We vowed to try as soon as possible. “But not in August,” I said after a while. August was when Pudding was conceived. August meant an April or May baby. That seemed like too much. And then we left France, and I decided to be practical about everything. I was thirty-nine, I wasn’t going to toss away a whole month like that. Anyhow, what were the chances? How could we count on anything? So I couldn’t say, We will have another child. ” It was bad enough grieving for this child, my Pudding, without lamenting other only theoretical children.
At some point I imagined a kind of time — I don’t know whether I got this idea from science or science fiction, not being much interested in either — that split into two or more directions when the baby died: on one track he lived and we took him home and somewhere in the universe at this moment we have a one-year-old baby and a newborn and are ignorant, exhausted, cheery (or maybe only the first two); on the other track, the one I accidentally took, he died, and we left France. But time changed backwards, too, and now, no matter what, every single day of my first pregnancy, when I was laughing till I was paralytic at my own jokes about what to name the baby, when I was addressing fond monologues to my stomach as I drove a horrific old Ford Escort through the French countryside, he was already dead, and France was already culpable, and our hearts were already broken.
I missed him like a person.

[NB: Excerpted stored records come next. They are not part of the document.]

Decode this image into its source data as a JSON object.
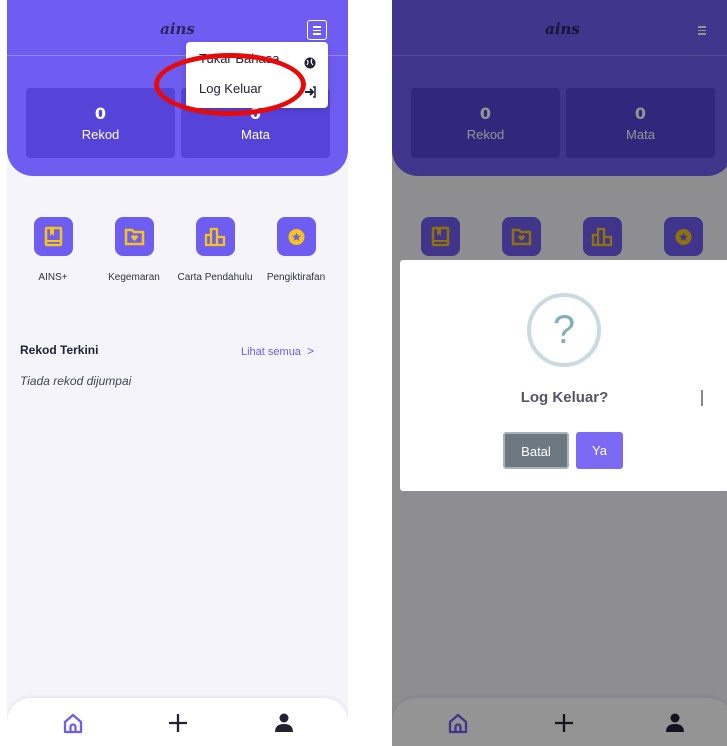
{
  "app": {
    "logo": "ains"
  },
  "stats": [
    {
      "value": "0",
      "label": "Rekod"
    },
    {
      "value": "0",
      "label": "Mata"
    }
  ],
  "quick_actions": [
    {
      "label": "AINS+",
      "icon": "book-icon"
    },
    {
      "label": "Kegemaran",
      "icon": "folder-heart-icon"
    },
    {
      "label": "Carta Pendahulu",
      "icon": "leaderboard-icon"
    },
    {
      "label": "Pengiktirafan",
      "icon": "star-badge-icon"
    }
  ],
  "recent": {
    "title": "Rekod Terkini",
    "see_all": "Lihat semua",
    "chevron": ">",
    "empty": "Tiada rekod dijumpai"
  },
  "dropdown": {
    "items": [
      {
        "label": "Tukar Bahasa",
        "icon": "globe-icon"
      },
      {
        "label": "Log Keluar",
        "icon": "logout-icon"
      }
    ]
  },
  "dialog": {
    "icon_glyph": "?",
    "title": "Log Keluar?",
    "cancel_label": "Batal",
    "confirm_label": "Ya"
  },
  "bottom_nav": [
    {
      "icon": "home-icon"
    },
    {
      "icon": "plus-icon"
    },
    {
      "icon": "user-icon"
    }
  ],
  "colors": {
    "primary": "#6f5cf0",
    "stat_bg": "#5643d8",
    "icon_yellow": "#f5c518",
    "highlight_ring": "#e60a0a"
  }
}
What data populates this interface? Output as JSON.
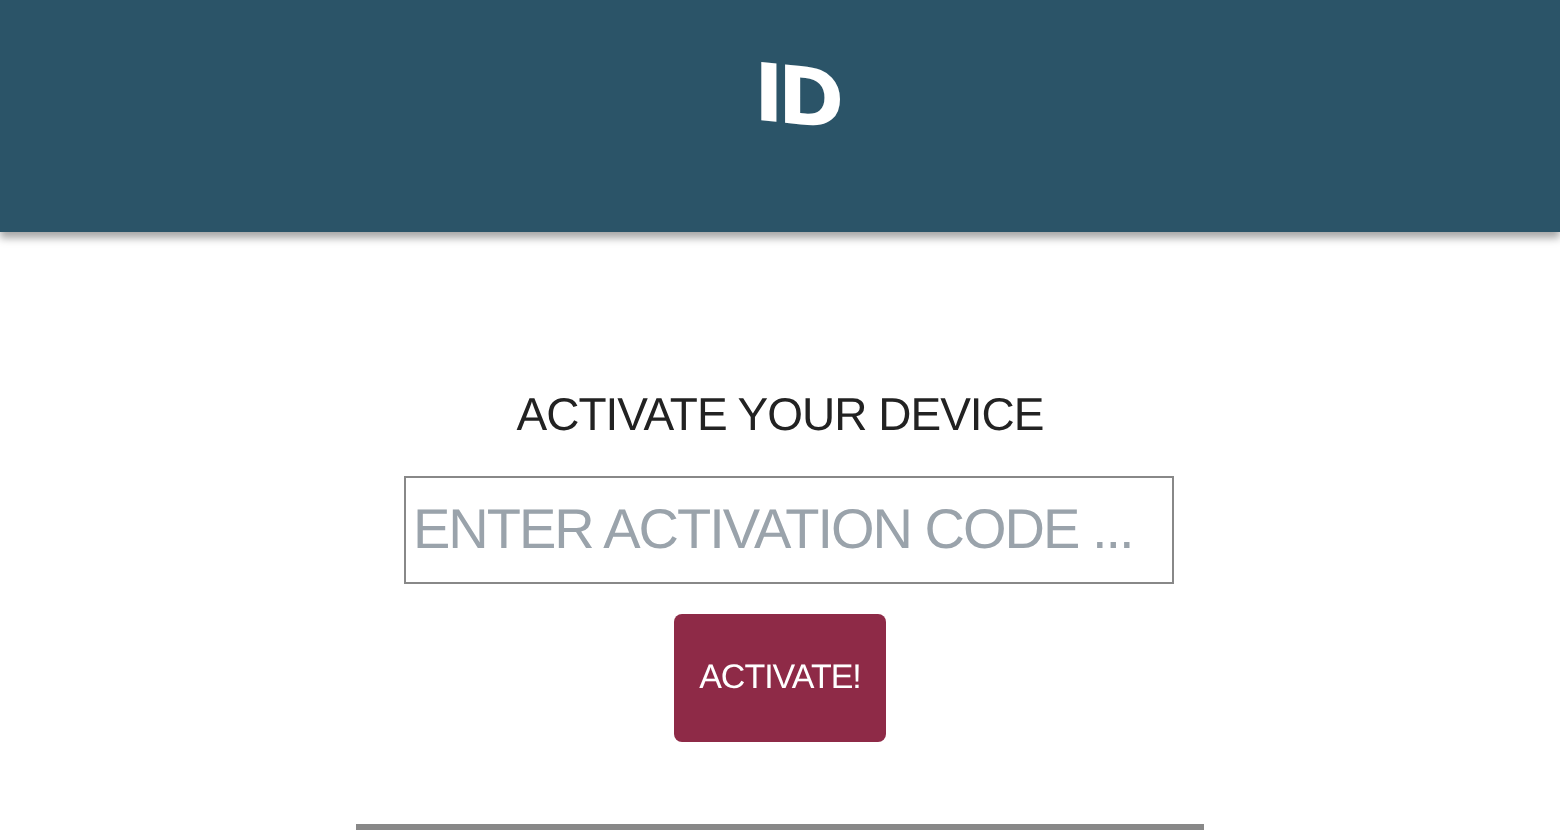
{
  "header": {
    "logo": "ID"
  },
  "activation": {
    "title": "ACTIVATE YOUR DEVICE",
    "placeholder": "ENTER ACTIVATION CODE ...",
    "button": "ACTIVATE!"
  }
}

Seeing babies on the street did not stab me with pain the way I know they stab some grieving women, those who have lost children or simply desperately want to have them. For me, other babies were other babies. They weren’t who I was missing. Every now and then a baby could take me by surprise and make me weep — for instance, an e-mailed photo of my cousin Rosalie’s son, who (I realized as I stared at it, and closed the file, and opened it up again) looked like I’d imagined Pudding, though as it happened we shared none of the same blood.